There is also the Joseph Walker of the Blunston licenses who secured a license for land on Conedogwainett Creek, where William of the Path Walkers also settled. We suspect he too is a "Path Walker", but we know nothing more of him. Where did he go, and how is he related?
1751 Tax Records
The following set of diagrams show the names of Walkers present in the various townships that comprise these counties about 1751. (The townships boundaries are approximations of their 1751 boundaries. The starting point for this were the township boundaries depicted on Wikipedia, working backwards to account for township subdivision after 1751. The goal is to attempt to show the township boundaries as they were about 1751 shown within the framework of the modern county boundaries. The most noteworthy feature of these diagrams is the fact that the distribution of Walkers is strongly councentrated along the southern townships in these counties. The distribution of Walkers, as far as it can be seen from township based mappings, does not suggest a random settlement. The fact that the settlement pattern of these Walkers is highly ordered suggests a family relationship between them.

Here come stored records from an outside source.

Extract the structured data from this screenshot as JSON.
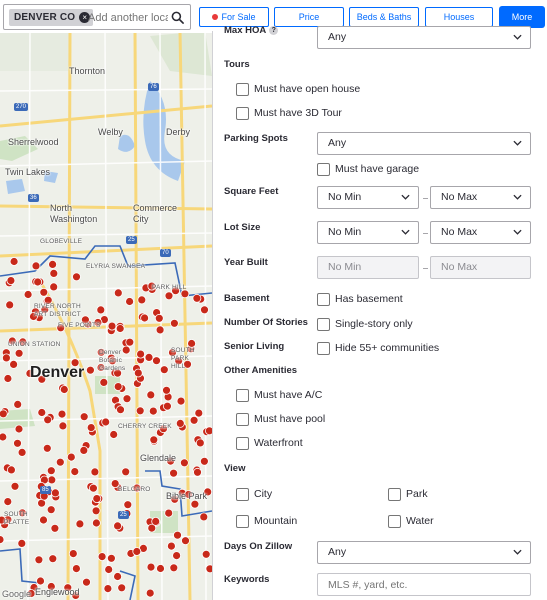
{
  "search": {
    "chip_label": "DENVER CO",
    "chip_remove_icon": "close-icon",
    "placeholder": "Add another location",
    "search_icon": "search-icon"
  },
  "filters": {
    "for_sale": "For Sale",
    "price": "Price",
    "beds_baths": "Beds & Baths",
    "home_type": "Houses",
    "more": "More"
  },
  "colors": {
    "accent": "#006aff",
    "listing_dot": "#c8291a",
    "for_sale_dot": "#e83a3a"
  },
  "map": {
    "labels": {
      "thornton": "Thornton",
      "welby": "Welby",
      "derby": "Derby",
      "sherrelwood": "Sherrelwood",
      "twin_lakes": "Twin Lakes",
      "north_washington": "North\nWashington",
      "commerce_city": "Commerce\nCity",
      "globeville": "GLOBEVILLE",
      "elyria": "ELYRIA SWANSEA",
      "park_hill": "PARK HILL",
      "river_north": "RIVER NORTH\nART DISTRICT",
      "five_points": "FIVE POINTS",
      "union_station": "UNION STATION",
      "denver": "Denver",
      "botanic": "Denver\nBotanic\nGardens",
      "south_park_hill": "SOUTH\nPARK\nHILL",
      "cherry_creek": "CHERRY CREEK",
      "glendale": "Glendale",
      "belcaro": "BELCARO",
      "bible_park": "Bible Park",
      "south_platte": "SOUTH\nPLATTE",
      "englewood": "Englewood",
      "google": "Google"
    },
    "shields": {
      "i270": "270",
      "i36": "36",
      "i76": "76",
      "i25a": "25",
      "i25b": "25",
      "i70": "70",
      "r85": "85"
    }
  },
  "panel": {
    "max_hoa": {
      "label": "Max HOA",
      "help_icon": "?",
      "value": "Any"
    },
    "tours": {
      "label": "Tours",
      "open_house": "Must have open house",
      "tour_3d": "Must have 3D Tour"
    },
    "parking": {
      "label": "Parking Spots",
      "value": "Any",
      "garage": "Must have garage"
    },
    "sqft": {
      "label": "Square Feet",
      "min": "No Min",
      "max": "No Max"
    },
    "lot": {
      "label": "Lot Size",
      "min": "No Min",
      "max": "No Max"
    },
    "year": {
      "label": "Year Built",
      "min": "No Min",
      "max": "No Max"
    },
    "basement": {
      "label": "Basement",
      "option": "Has basement"
    },
    "stories": {
      "label": "Number Of Stories",
      "option": "Single-story only"
    },
    "senior": {
      "label": "Senior Living",
      "option": "Hide 55+ communities"
    },
    "amenities": {
      "label": "Other Amenities",
      "ac": "Must have A/C",
      "pool": "Must have pool",
      "waterfront": "Waterfront"
    },
    "view": {
      "label": "View",
      "city": "City",
      "park": "Park",
      "mountain": "Mountain",
      "water": "Water"
    },
    "days": {
      "label": "Days On Zillow",
      "value": "Any"
    },
    "keywords": {
      "label": "Keywords",
      "placeholder": "MLS #, yard, etc."
    }
  }
}
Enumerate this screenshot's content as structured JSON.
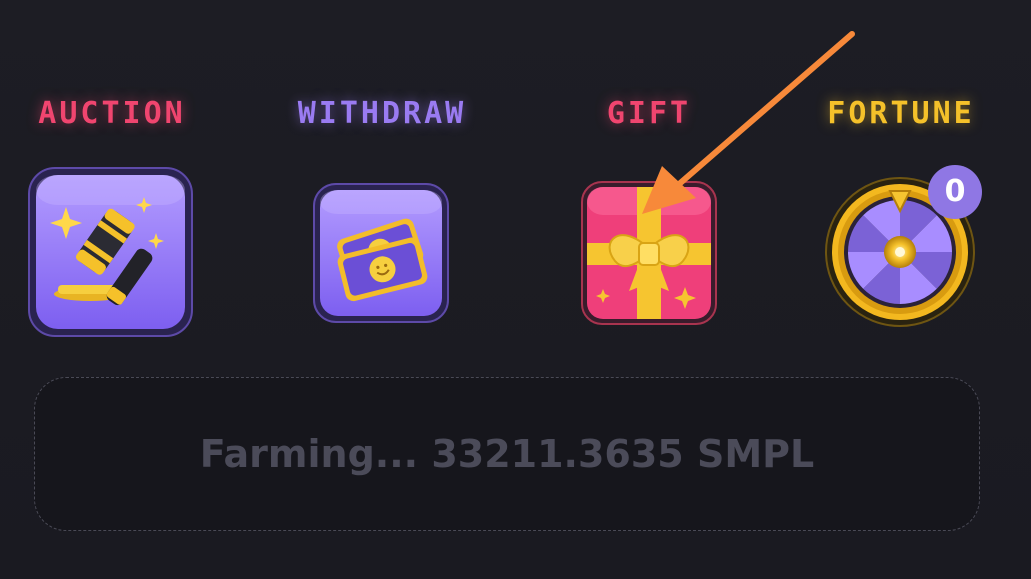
{
  "menu": {
    "items": [
      {
        "label": "AUCTION",
        "color": "#f0456f",
        "icon": "gavel-icon"
      },
      {
        "label": "WITHDRAW",
        "color": "#9a7bf2",
        "icon": "cash-icon"
      },
      {
        "label": "GIFT",
        "color": "#f0456f",
        "icon": "gift-icon"
      },
      {
        "label": "FORTUNE",
        "color": "#f5c12a",
        "icon": "fortune-wheel-icon",
        "badge": "0"
      }
    ]
  },
  "farming": {
    "status": "Farming... 33211.3635 SMPL"
  },
  "annotation": {
    "arrow_color": "#f7893a",
    "points_to": "gift"
  }
}
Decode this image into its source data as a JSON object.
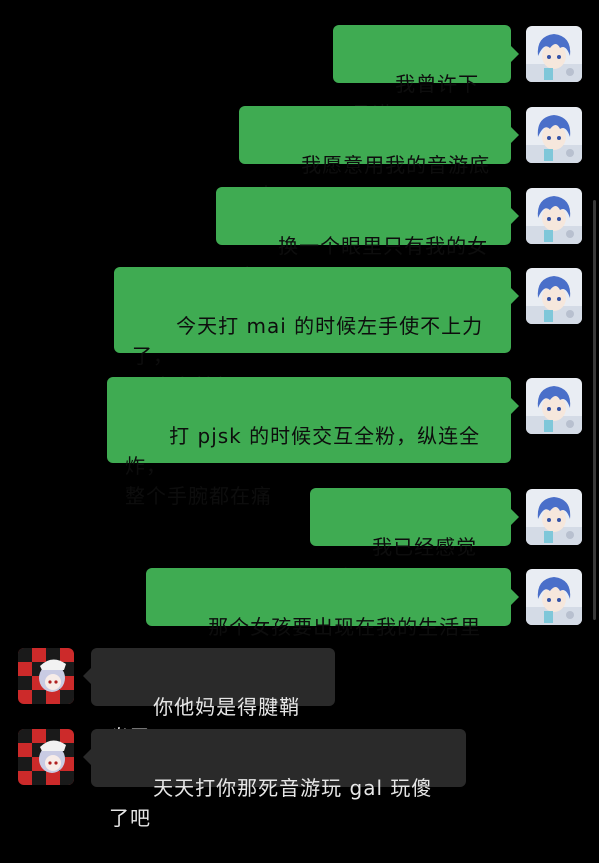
{
  "conversation": {
    "messages": [
      {
        "side": "out",
        "text": "我曾许下承诺"
      },
      {
        "side": "out",
        "text": "我愿意用我的音游底力"
      },
      {
        "side": "out",
        "text": "换一个眼里只有我的女孩"
      },
      {
        "side": "out",
        "text": "今天打 mai 的时候左手使不上力了，\n一直在拍框"
      },
      {
        "side": "out",
        "text": "打 pjsk 的时候交互全粉，纵连全炸，\n整个手腕都在痛"
      },
      {
        "side": "out",
        "text": "我已经感觉到了"
      },
      {
        "side": "out",
        "text": "那个女孩要出现在我的生活里了"
      },
      {
        "side": "in",
        "text": "你他妈是得腱鞘炎了"
      },
      {
        "side": "in",
        "text": "天天打你那死音游玩 gal 玩傻了吧"
      }
    ]
  },
  "avatars": {
    "self": {
      "icon": "anime-blue-hair-avatar-icon",
      "bg": "#e9edf3",
      "hair": "#4a6fc9"
    },
    "other": {
      "icon": "anime-checker-avatar-icon",
      "bg": "#cc2a2a",
      "hair": "#c9cbe3"
    }
  },
  "colors": {
    "outgoing_bubble": "#3fab52",
    "incoming_bubble": "#2a2a2a",
    "background": "#000000"
  }
}
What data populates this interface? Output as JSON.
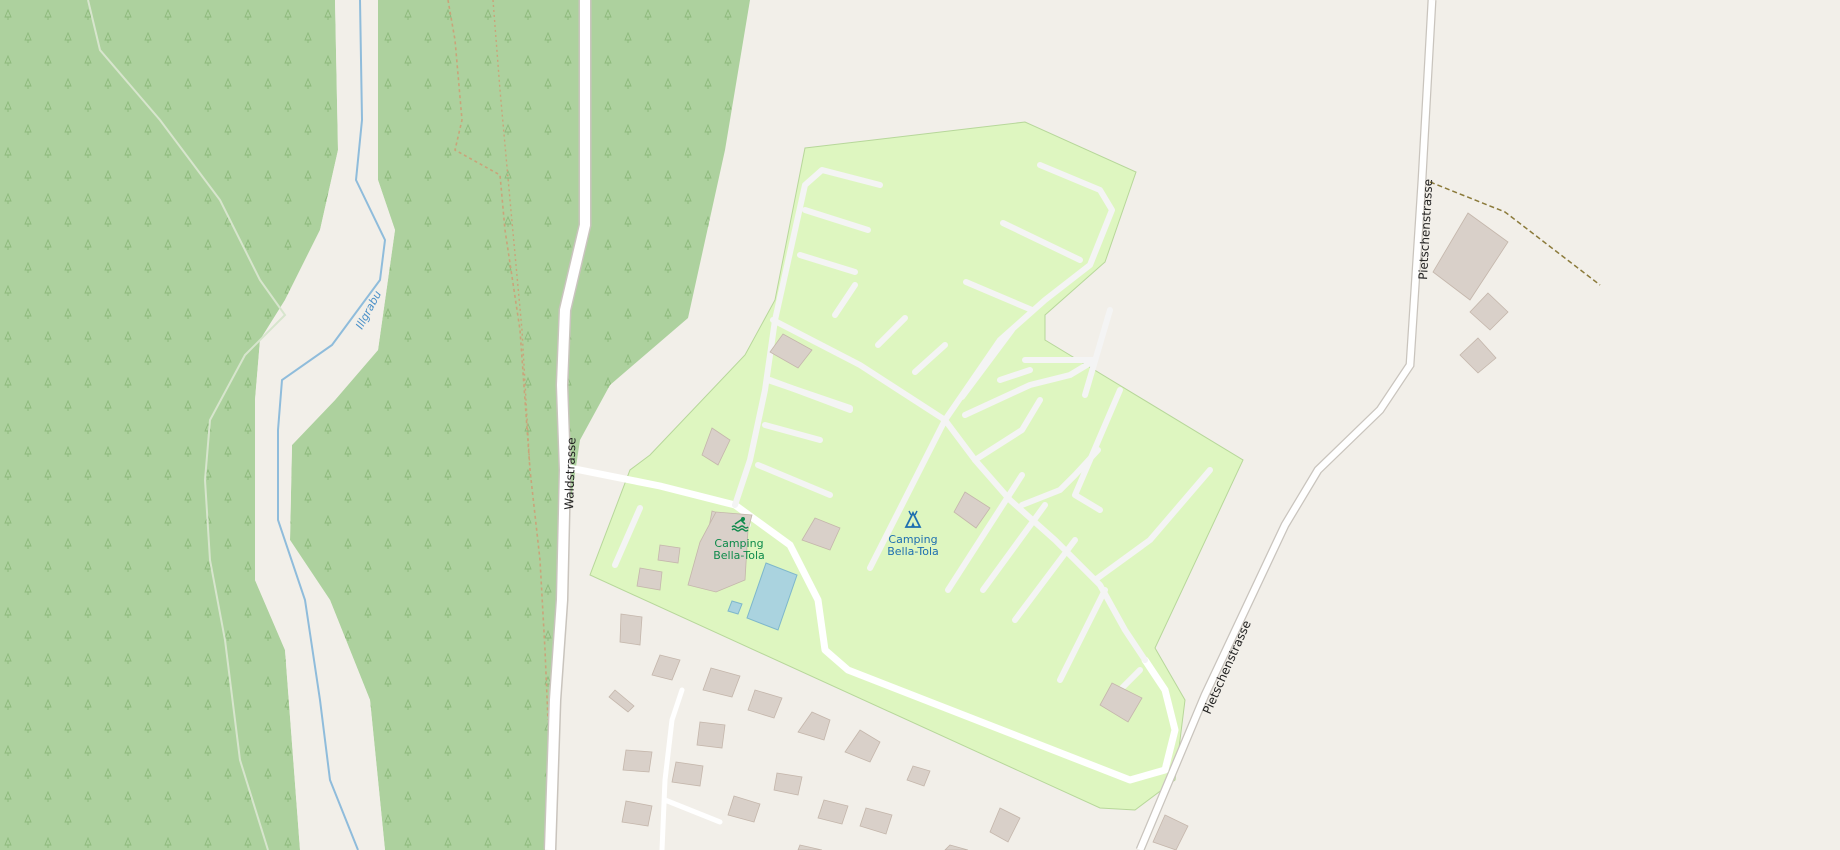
{
  "map": {
    "labels": {
      "stream": "Illgrabu",
      "road_west": "Waldstrasse",
      "road_east_upper": "Pietschenstrasse",
      "road_east_lower": "Pietschenstrasse",
      "poi_pool_line1": "Camping",
      "poi_pool_line2": "Bella-Tola",
      "poi_camp_line1": "Camping",
      "poi_camp_line2": "Bella-Tola"
    },
    "colors": {
      "background": "#f2efe9",
      "forest": "#add19e",
      "campsite": "#def6c0",
      "building": "#d9d0c9",
      "water": "#aad3df",
      "stream": "#8fbcdb",
      "road": "#ffffff",
      "path": "#c9a47a",
      "track": "#8b7a3a",
      "poi_pool": "#0e8a4b",
      "poi_camp": "#1e6fb0"
    },
    "icons": [
      "tree-pattern",
      "swimming-icon",
      "campsite-tent-icon"
    ]
  }
}
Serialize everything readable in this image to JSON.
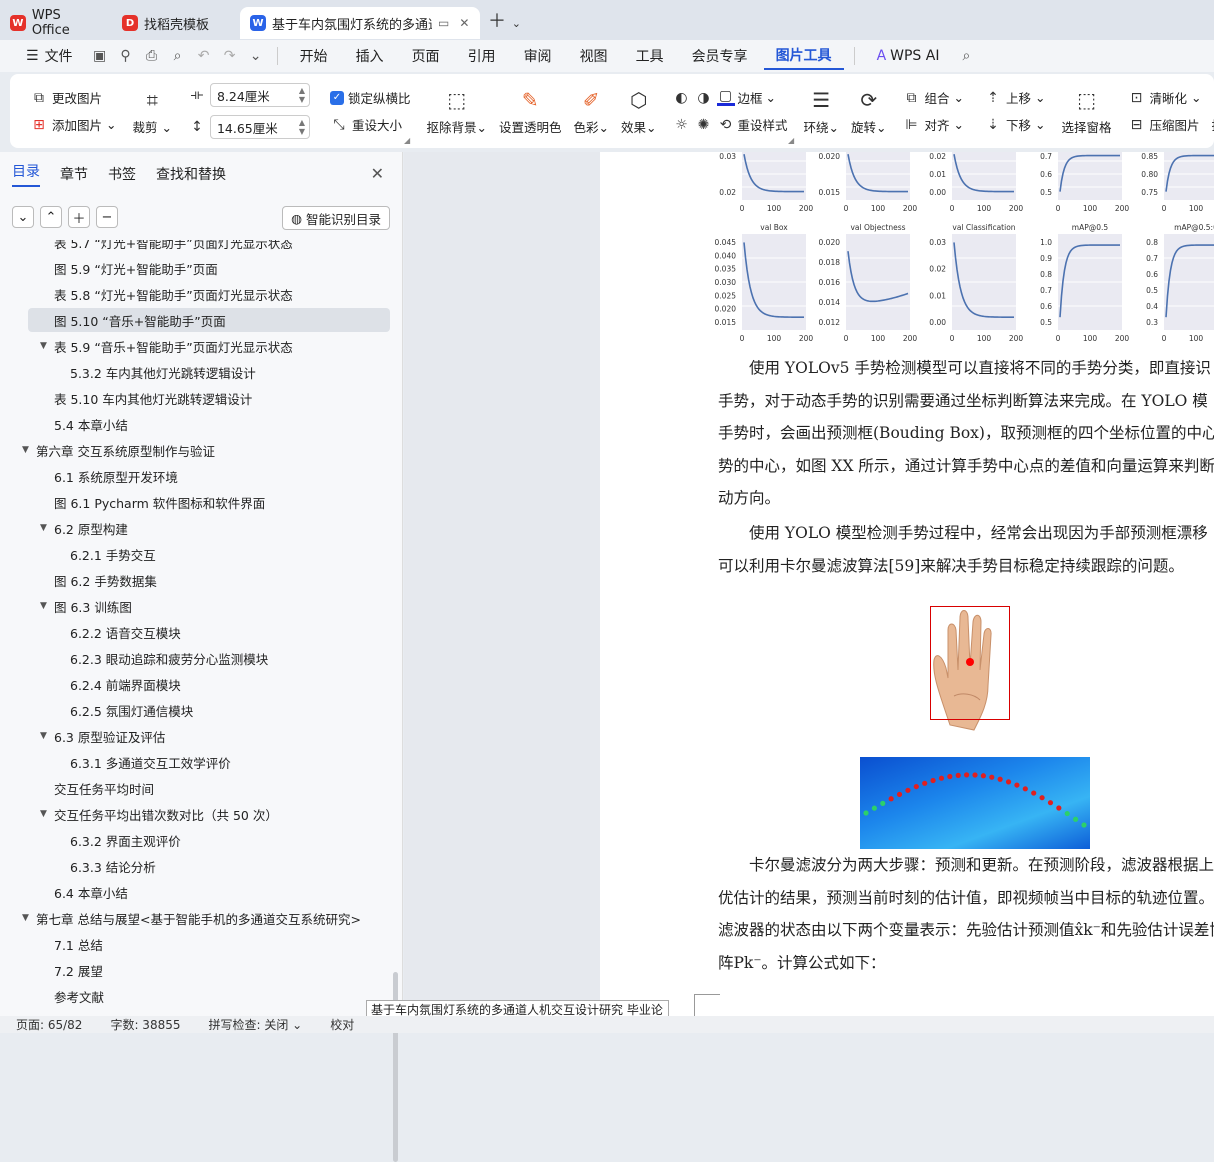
{
  "tabs": [
    {
      "label": "WPS Office",
      "logo": "W",
      "color": "#e5312a"
    },
    {
      "label": "找稻壳模板",
      "logo": "D",
      "color": "#e5312a"
    },
    {
      "label": "基于车内氛围灯系统的多通道",
      "logo": "W",
      "color": "#2a63e8"
    }
  ],
  "menubar": {
    "file": "文件",
    "items": [
      "开始",
      "插入",
      "页面",
      "引用",
      "审阅",
      "视图",
      "工具",
      "会员专享",
      "图片工具"
    ],
    "wps_ai": "WPS AI"
  },
  "ribbon": {
    "change_pic": "更改图片",
    "add_pic": "添加图片",
    "crop": "裁剪",
    "width": "8.24厘米",
    "height": "14.65厘米",
    "lock_ratio": "锁定纵横比",
    "resize": "重设大小",
    "remove_bg": "抠除背景",
    "transparent": "设置透明色",
    "color": "色彩",
    "effect": "效果",
    "border": "边框",
    "reset_style": "重设样式",
    "wrap": "环绕",
    "rotate": "旋转",
    "group": "组合",
    "align": "对齐",
    "up": "上移",
    "down": "下移",
    "select_pane": "选择窗格",
    "sharpen": "清晰化",
    "compress": "压缩图片",
    "batch": "批"
  },
  "sidebar": {
    "tabs": [
      "目录",
      "章节",
      "书签",
      "查找和替换"
    ],
    "smart_toc": "智能识别目录",
    "items": [
      {
        "label": "表 5.7 “灯光+智能助手”页面灯光显示状态",
        "level": 2,
        "tri": ""
      },
      {
        "label": "图 5.9 “灯光+智能助手”页面",
        "level": 2,
        "tri": ""
      },
      {
        "label": "表 5.8 “灯光+智能助手”页面灯光显示状态",
        "level": 2,
        "tri": ""
      },
      {
        "label": "图 5.10 “音乐+智能助手”页面",
        "level": 2,
        "tri": "",
        "selected": true
      },
      {
        "label": "表 5.9 “音乐+智能助手”页面灯光显示状态",
        "level": 2,
        "tri": "▼"
      },
      {
        "label": "5.3.2 车内其他灯光跳转逻辑设计",
        "level": 3,
        "tri": ""
      },
      {
        "label": "表 5.10 车内其他灯光跳转逻辑设计",
        "level": 2,
        "tri": ""
      },
      {
        "label": "5.4 本章小结",
        "level": 2,
        "tri": ""
      },
      {
        "label": "第六章 交互系统原型制作与验证",
        "level": 1,
        "tri": "▼"
      },
      {
        "label": "6.1 系统原型开发环境",
        "level": 2,
        "tri": ""
      },
      {
        "label": "图 6.1 Pycharm 软件图标和软件界面",
        "level": 2,
        "tri": ""
      },
      {
        "label": "6.2 原型构建",
        "level": 2,
        "tri": "▼"
      },
      {
        "label": "6.2.1 手势交互",
        "level": 3,
        "tri": ""
      },
      {
        "label": "图 6.2 手势数据集",
        "level": 2,
        "tri": ""
      },
      {
        "label": "图 6.3 训练图",
        "level": 2,
        "tri": "▼"
      },
      {
        "label": "6.2.2 语音交互模块",
        "level": 3,
        "tri": ""
      },
      {
        "label": "6.2.3 眼动追踪和疲劳分心监测模块",
        "level": 3,
        "tri": ""
      },
      {
        "label": "6.2.4 前端界面模块",
        "level": 3,
        "tri": ""
      },
      {
        "label": "6.2.5 氛围灯通信模块",
        "level": 3,
        "tri": ""
      },
      {
        "label": "6.3 原型验证及评估",
        "level": 2,
        "tri": "▼"
      },
      {
        "label": "6.3.1 多通道交互工效学评价",
        "level": 3,
        "tri": ""
      },
      {
        "label": "交互任务平均时间",
        "level": 2,
        "tri": ""
      },
      {
        "label": "交互任务平均出错次数对比（共 50 次）",
        "level": 2,
        "tri": "▼"
      },
      {
        "label": "6.3.2 界面主观评价",
        "level": 3,
        "tri": ""
      },
      {
        "label": "6.3.3 结论分析",
        "level": 3,
        "tri": ""
      },
      {
        "label": "6.4 本章小结",
        "level": 2,
        "tri": ""
      },
      {
        "label": "第七章 总结与展望<基于智能手机的多通道交互系统研究>",
        "level": 1,
        "tri": "▼",
        "tight": true
      },
      {
        "label": "7.1 总结",
        "level": 2,
        "tri": ""
      },
      {
        "label": "7.2 展望",
        "level": 2,
        "tri": ""
      },
      {
        "label": "参考文献",
        "level": 2,
        "tri": ""
      }
    ]
  },
  "charts_row1": [
    {
      "yticks": [
        "0.03",
        "0.02"
      ],
      "xticks": [
        "0",
        "100",
        "200"
      ]
    },
    {
      "yticks": [
        "0.020",
        "0.015"
      ],
      "xticks": [
        "0",
        "100",
        "200"
      ]
    },
    {
      "yticks": [
        "0.02",
        "0.01",
        "0.00"
      ],
      "xticks": [
        "0",
        "100",
        "200"
      ]
    },
    {
      "yticks": [
        "0.7",
        "0.6",
        "0.5"
      ],
      "xticks": [
        "0",
        "100",
        "200"
      ]
    },
    {
      "yticks": [
        "0.85",
        "0.80",
        "0.75"
      ],
      "xticks": [
        "0",
        "100"
      ]
    }
  ],
  "charts_row2": [
    {
      "title": "val Box",
      "yticks": [
        "0.045",
        "0.040",
        "0.035",
        "0.030",
        "0.025",
        "0.020",
        "0.015"
      ],
      "xticks": [
        "0",
        "100",
        "200"
      ],
      "shape": "decay"
    },
    {
      "title": "val Objectness",
      "yticks": [
        "0.020",
        "0.018",
        "0.016",
        "0.014",
        "0.012"
      ],
      "xticks": [
        "0",
        "100",
        "200"
      ],
      "shape": "u"
    },
    {
      "title": "val Classification",
      "yticks": [
        "0.03",
        "0.02",
        "0.01",
        "0.00"
      ],
      "xticks": [
        "0",
        "100",
        "200"
      ],
      "shape": "decay"
    },
    {
      "title": "mAP@0.5",
      "yticks": [
        "1.0",
        "0.9",
        "0.8",
        "0.7",
        "0.6",
        "0.5"
      ],
      "xticks": [
        "0",
        "100",
        "200"
      ],
      "shape": "rise"
    },
    {
      "title": "mAP@0.5:0",
      "yticks": [
        "0.8",
        "0.7",
        "0.6",
        "0.5",
        "0.4",
        "0.3"
      ],
      "xticks": [
        "0",
        "100"
      ],
      "shape": "rise"
    }
  ],
  "paragraphs": {
    "p1": [
      "　　使用 YOLOv5 手势检测模型可以直接将不同的手势分类，即直接识",
      "手势，对于动态手势的识别需要通过坐标判断算法来完成。在 YOLO 模",
      "手势时，会画出预测框(Bouding Box)，取预测框的四个坐标位置的中心点",
      "势的中心，如图 XX 所示，通过计算手势中心点的差值和向量运算来判断",
      "动方向。"
    ],
    "p2": [
      "　　使用 YOLO 模型检测手势过程中，经常会出现因为手部预测框漂移",
      "可以利用卡尔曼滤波算法[59]来解决手势目标稳定持续跟踪的问题。"
    ],
    "p3": [
      "　　卡尔曼滤波分为两大步骤：预测和更新。在预测阶段，滤波器根据上",
      "优估计的结果，预测当前时刻的估计值，即视频帧当中目标的轨迹位置。",
      "滤波器的状态由以下两个变量表示：先验估计预测值x̂k⁻和先验估计误差协",
      "阵Pk⁻。计算公式如下："
    ]
  },
  "tooltip": "基于车内氛围灯系统的多通道人机交互设计研究 毕业论文.docx - WPS Office",
  "status": {
    "page": "页面: 65/82",
    "words": "字数: 38855",
    "spell": "拼写检查: 关闭",
    "proof": "校对"
  }
}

Dauphin and Lebanon Counties
The following map shows the location of various townships of Dauphin County about 1757. Tax lists for these townships have been examined for about 1751 for the presence of persons bearing the Walker surname. Walkers were found only in lists for "East Derry" and "West Derry", and Londonderry. None of the tax lists examined for the remaining townships showed the presence of Walkers. Note that in this map the heavy blue line along the western border represents the Susquehanna River.
The following map shows the location of the original townships of Cumberland County. Not shown are the western and southwestern portions of Cumberland which were cut off from the county at a later date, but which areas were largely unoccupied in 1750. Tax lists for three of the four townships making up Cumberland County circa 1750 have been examined to determine which Walkers were present in each area. (Middletown Township has not yet been examined.)
Franklin County split off from Cumberland County in 1751. In that year there were five townships that comprised the new county: Lurgan, Antrim, and Hamilton, Peters, and Guilford. The only Walker who appears in the tax lists for these townships is an Alexander Walker of Lurgan Township.